Edward Joseph Foster

Information about birth

Year of birth:
Place of birth:
Queenstown, Adelaide, South Australia, Australia

General information


Army information

Australian Imperial Force
Service number:
Enlistment date:
Enlistment place:
Adelaide, South Australia, Australia
 —  Australian Infantry, 43rd Bn. (The Hindmarsh Regiment)  (Last known unit)

Information about death

Date of death:
Place of death:
Hill 40, Zonnebeke, Belgium
Cause of death:
Killed in action (K.I.A.)


Ypres (Menin Gate) Memorial
Panel: Bay 27 stone B

Distinctions and medals 2

Points of interest 3

#1 Place of birth
#2 Enlistment place
#3 Place of death (approximate)

My story

Private Edward Joseph Foster was part of the 43th Battalion Australian Infantry Hindmarch Regiment (11th Australian Brigade, 3th Australian Division). Before enlisting, the 23 year old Edward Joseph worked as labourer in Queenstown, Adelaide, South Australia. He served together in the same battalion as his older brother Thomas.

On the 4th October, the 43th Bn. Australian Infantry took part in the Battle of Broodseinde. The 11th Australian Brigade divided the task of the attack, where the 43th Bn. A.I.F. was responsible for the first wave. The 43th Battalion was to capture the line until Alma (D.22.c.20.40). It met its objective at 6.20am, after which it was immediately consolidated. However, the battalion suffered heavy losses before meeting its objective on Hill 40. The 42th battalion was to leapfrog through the 43th battalion. As one company missed its barrage, men from the 43th battalion joined. The second objective was reached fairly easy at 7.25 am.

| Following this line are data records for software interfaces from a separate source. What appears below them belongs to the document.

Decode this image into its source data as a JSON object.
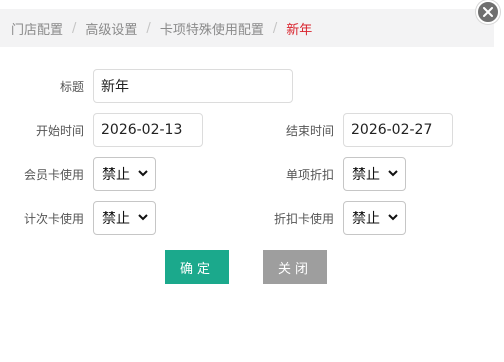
{
  "breadcrumb": [
    "门店配置",
    "高级设置",
    "卡项特殊使用配置",
    "新年"
  ],
  "breadcrumb_separator": "/",
  "form": {
    "title_label": "标题",
    "title_value": "新年",
    "start_label": "开始时间",
    "start_value": "2026-02-13",
    "end_label": "结束时间",
    "end_value": "2026-02-27",
    "member_card_label": "会员卡使用",
    "member_card_value": "禁止",
    "single_discount_label": "单项折扣",
    "single_discount_value": "禁止",
    "count_card_label": "计次卡使用",
    "count_card_value": "禁止",
    "discount_card_label": "折扣卡使用",
    "discount_card_value": "禁止"
  },
  "buttons": {
    "confirm": "确定",
    "close": "关闭"
  },
  "colors": {
    "primary": "#1ba98c",
    "active_crumb": "#d9232d",
    "close_button": "#6f6f6f"
  },
  "icons": {
    "close": "close-icon",
    "select": "chevron-down-icon"
  }
}
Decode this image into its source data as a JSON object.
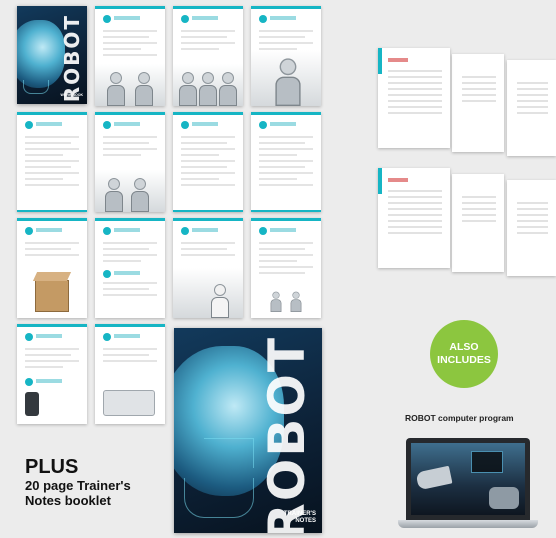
{
  "small_cover": {
    "title": "ROBOT",
    "subtitle": "WORK BOOK"
  },
  "large_cover": {
    "title": "ROBOT",
    "subtitle": "TRAINER'S NOTES"
  },
  "promo": {
    "plus": "PLUS",
    "line1": "20 page Trainer's",
    "line2": "Notes booklet"
  },
  "also_badge": {
    "line1": "ALSO",
    "line2": "INCLUDES"
  },
  "program_label": "ROBOT computer program",
  "colors": {
    "accent": "#16b5c4",
    "badge_green": "#8cc63f",
    "cover_dark": "#0d2238"
  }
}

According to his Red Cross Wounded and Missing file, Private Foster was killed by the concussion of a shell. He was buried where he fell near Hill 40 (Zonnebeke 28 NE.1 – D21 b c d). His body wasn’t retrieved or identified after the war. He is remembered on the Menin Gate in Ypres. His brother Thomas was wounded in the same battle and died in a dressing station the next day. A third brother John Foster, 48th Bn. A.I.F. survived the war and returned home to Australia during 1919, as did a fourth brother, George Foster from the 32nd Bn. A.I.F.

Connection to other soldiers 1

Files 1